According to much of the media coverage, the March 19 federal budget came and went without much notice because, of course, everyone wanted only to hear more about the never-ending soap opera called the Lavalin Affair. Indeed, a Maclean’s Political Insider a day or two after had the snarky headline “Remember the Liberals’ new budget? Neither does anyone else.” And again, on March 25, the Political Insider opined “In case you forgot (and a lot of people have) Finance Minister Bill Morneau delivered a budget last week.”
Since becoming Premier of Ontario, Ford has been less than supportive of the Prime Minister and his policies. But he owes a great debt to Trudeau, even though I doubt that it is one that he will acknowledge. The Lavalin Affair has totally consumed the media for the past month, with each day bringing increasingly apocalyptic comments about this unspeakable scandal and attack on democracy and the rule of law. As I have argued elsewhere, the media depiction of this whole episode is wildly exaggerated – but it has had the effect of allowing the at least equally dubious behaviour of Ford in the hiring of a new OPP Commissioner to go largely unnoticed.
The quote from Hamlet was actually “The lady doth protest too much, methinks,” but perhaps an even more apt Shakespearian reference would be the play “Much Ado About Nothing.” I am referring to the increasingly frenzied media reports about the destruction of Canadian democracy, the abandonment of the rule of law, and the need for the Prime Minister to resign immediately. Could we please take a deep breath and review the basic facts of this story.
C. Richard Tindal, Ph.D is a retired Professor of Government.
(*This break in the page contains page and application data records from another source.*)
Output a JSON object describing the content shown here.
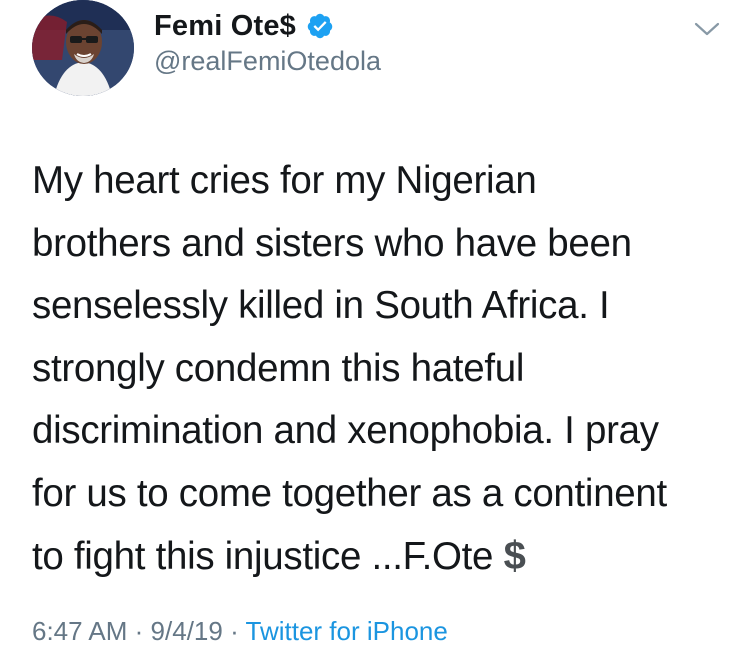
{
  "author": {
    "display_name": "Femi Ote$",
    "handle": "@realFemiOtedola",
    "verified_icon": "verified-badge-icon",
    "avatar_icon": "profile-photo"
  },
  "tweet": {
    "text": "My heart cries for my Nigerian\nbrothers and sisters who have been\nsenselessly killed in South Africa. I\nstrongly condemn this hateful\ndiscrimination and xenophobia. I pray\nfor us to come together as a continent\nto fight this injustice ...F.Ote",
    "trailing_emoji": "$",
    "time": "6:47 AM",
    "separator": "·",
    "date": "9/4/19",
    "source": "Twitter for iPhone"
  },
  "menu": {
    "icon": "chevron-down-icon"
  },
  "colors": {
    "text": "#14171a",
    "secondary": "#657786",
    "link": "#1b95e0",
    "verified": "#1da1f2"
  }
}
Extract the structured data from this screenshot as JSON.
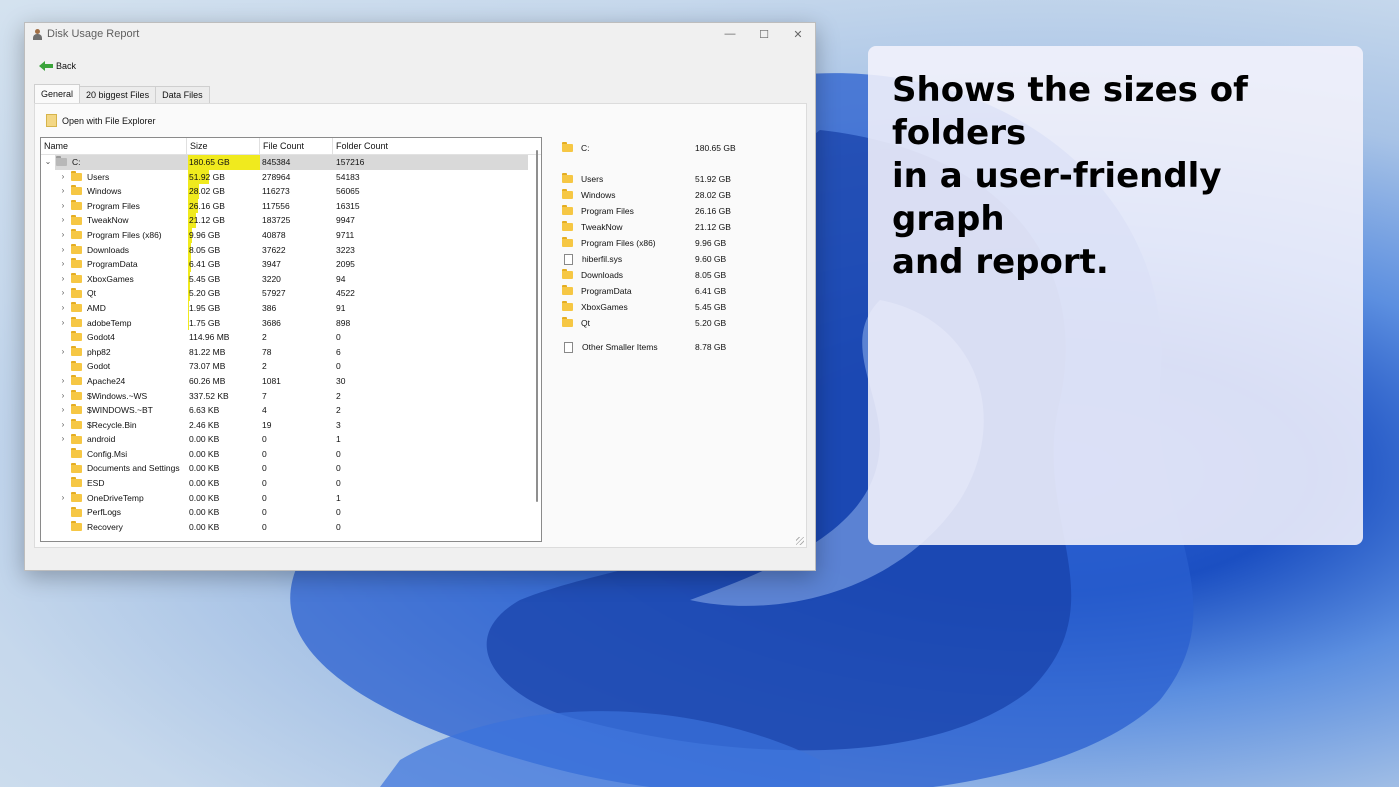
{
  "window": {
    "title": "Disk Usage Report",
    "minimize_glyph": "—",
    "maximize_glyph": "☐",
    "close_glyph": "✕"
  },
  "toolbar": {
    "back_label": "Back"
  },
  "tabs": [
    {
      "label": "General",
      "active": true
    },
    {
      "label": "20 biggest Files",
      "active": false
    },
    {
      "label": "Data Files",
      "active": false
    }
  ],
  "actions": {
    "open_explorer_label": "Open with File Explorer"
  },
  "tree": {
    "columns": [
      "Name",
      "Size",
      "File Count",
      "Folder Count"
    ],
    "rows": [
      {
        "name": "C:",
        "size": "180.65 GB",
        "files": "845384",
        "folders": "157216",
        "expander": "expanded",
        "fill": 1.0
      },
      {
        "name": "Users",
        "size": "51.92 GB",
        "files": "278964",
        "folders": "54183",
        "expander": "collapsed",
        "fill": 0.2874
      },
      {
        "name": "Windows",
        "size": "28.02 GB",
        "files": "116273",
        "folders": "56065",
        "expander": "collapsed",
        "fill": 0.1551
      },
      {
        "name": "Program Files",
        "size": "26.16 GB",
        "files": "117556",
        "folders": "16315",
        "expander": "collapsed",
        "fill": 0.1448
      },
      {
        "name": "TweakNow",
        "size": "21.12 GB",
        "files": "183725",
        "folders": "9947",
        "expander": "collapsed",
        "fill": 0.1169
      },
      {
        "name": "Program Files (x86)",
        "size": "9.96 GB",
        "files": "40878",
        "folders": "9711",
        "expander": "collapsed",
        "fill": 0.0551
      },
      {
        "name": "Downloads",
        "size": "8.05 GB",
        "files": "37622",
        "folders": "3223",
        "expander": "collapsed",
        "fill": 0.0446
      },
      {
        "name": "ProgramData",
        "size": "6.41 GB",
        "files": "3947",
        "folders": "2095",
        "expander": "collapsed",
        "fill": 0.0355
      },
      {
        "name": "XboxGames",
        "size": "5.45 GB",
        "files": "3220",
        "folders": "94",
        "expander": "collapsed",
        "fill": 0.0302
      },
      {
        "name": "Qt",
        "size": "5.20 GB",
        "files": "57927",
        "folders": "4522",
        "expander": "collapsed",
        "fill": 0.0288
      },
      {
        "name": "AMD",
        "size": "1.95 GB",
        "files": "386",
        "folders": "91",
        "expander": "collapsed",
        "fill": 0.0108
      },
      {
        "name": "adobeTemp",
        "size": "1.75 GB",
        "files": "3686",
        "folders": "898",
        "expander": "collapsed",
        "fill": 0.0097
      },
      {
        "name": "Godot4",
        "size": "114.96 MB",
        "files": "2",
        "folders": "0",
        "expander": "none",
        "fill": 0.0006
      },
      {
        "name": "php82",
        "size": "81.22 MB",
        "files": "78",
        "folders": "6",
        "expander": "collapsed",
        "fill": 0.0004
      },
      {
        "name": "Godot",
        "size": "73.07 MB",
        "files": "2",
        "folders": "0",
        "expander": "none",
        "fill": 0.0004
      },
      {
        "name": "Apache24",
        "size": "60.26 MB",
        "files": "1081",
        "folders": "30",
        "expander": "collapsed",
        "fill": 0.0003
      },
      {
        "name": "$Windows.~WS",
        "size": "337.52 KB",
        "files": "7",
        "folders": "2",
        "expander": "collapsed",
        "fill": 0
      },
      {
        "name": "$WINDOWS.~BT",
        "size": "6.63 KB",
        "files": "4",
        "folders": "2",
        "expander": "collapsed",
        "fill": 0
      },
      {
        "name": "$Recycle.Bin",
        "size": "2.46 KB",
        "files": "19",
        "folders": "3",
        "expander": "collapsed",
        "fill": 0
      },
      {
        "name": "android",
        "size": "0.00 KB",
        "files": "0",
        "folders": "1",
        "expander": "collapsed",
        "fill": 0
      },
      {
        "name": "Config.Msi",
        "size": "0.00 KB",
        "files": "0",
        "folders": "0",
        "expander": "none",
        "fill": 0
      },
      {
        "name": "Documents and Settings",
        "size": "0.00 KB",
        "files": "0",
        "folders": "0",
        "expander": "none",
        "fill": 0
      },
      {
        "name": "ESD",
        "size": "0.00 KB",
        "files": "0",
        "folders": "0",
        "expander": "none",
        "fill": 0
      },
      {
        "name": "OneDriveTemp",
        "size": "0.00 KB",
        "files": "0",
        "folders": "1",
        "expander": "collapsed",
        "fill": 0
      },
      {
        "name": "PerfLogs",
        "size": "0.00 KB",
        "files": "0",
        "folders": "0",
        "expander": "none",
        "fill": 0
      },
      {
        "name": "Recovery",
        "size": "0.00 KB",
        "files": "0",
        "folders": "0",
        "expander": "none",
        "fill": 0
      }
    ]
  },
  "summary": {
    "total": {
      "name": "C:",
      "size": "180.65 GB"
    },
    "items": [
      {
        "name": "Users",
        "size": "51.92 GB",
        "icon": "folder-icon"
      },
      {
        "name": "Windows",
        "size": "28.02 GB",
        "icon": "folder-icon"
      },
      {
        "name": "Program Files",
        "size": "26.16 GB",
        "icon": "folder-icon"
      },
      {
        "name": "TweakNow",
        "size": "21.12 GB",
        "icon": "folder-icon"
      },
      {
        "name": "Program Files (x86)",
        "size": "9.96 GB",
        "icon": "folder-icon"
      },
      {
        "name": "hiberfil.sys",
        "size": "9.60 GB",
        "icon": "file-icon"
      },
      {
        "name": "Downloads",
        "size": "8.05 GB",
        "icon": "folder-icon"
      },
      {
        "name": "ProgramData",
        "size": "6.41 GB",
        "icon": "folder-icon"
      },
      {
        "name": "XboxGames",
        "size": "5.45 GB",
        "icon": "folder-icon"
      },
      {
        "name": "Qt",
        "size": "5.20 GB",
        "icon": "folder-icon"
      }
    ],
    "other": {
      "name": "Other Smaller Items",
      "size": "8.78 GB",
      "icon": "document-icon"
    }
  },
  "callout": {
    "lines": [
      "Shows the sizes of folders",
      "in a user-friendly graph",
      "and report."
    ]
  },
  "colors": {
    "size_bar": "#f0ea1e",
    "selection": "#d9d9d9",
    "folder": "#f6c744"
  }
}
He taught for 30 years at St. Lawrence College, Kingston and was an occasional Visiting Professor at Queen's University. He has also written and consulted extensively about government.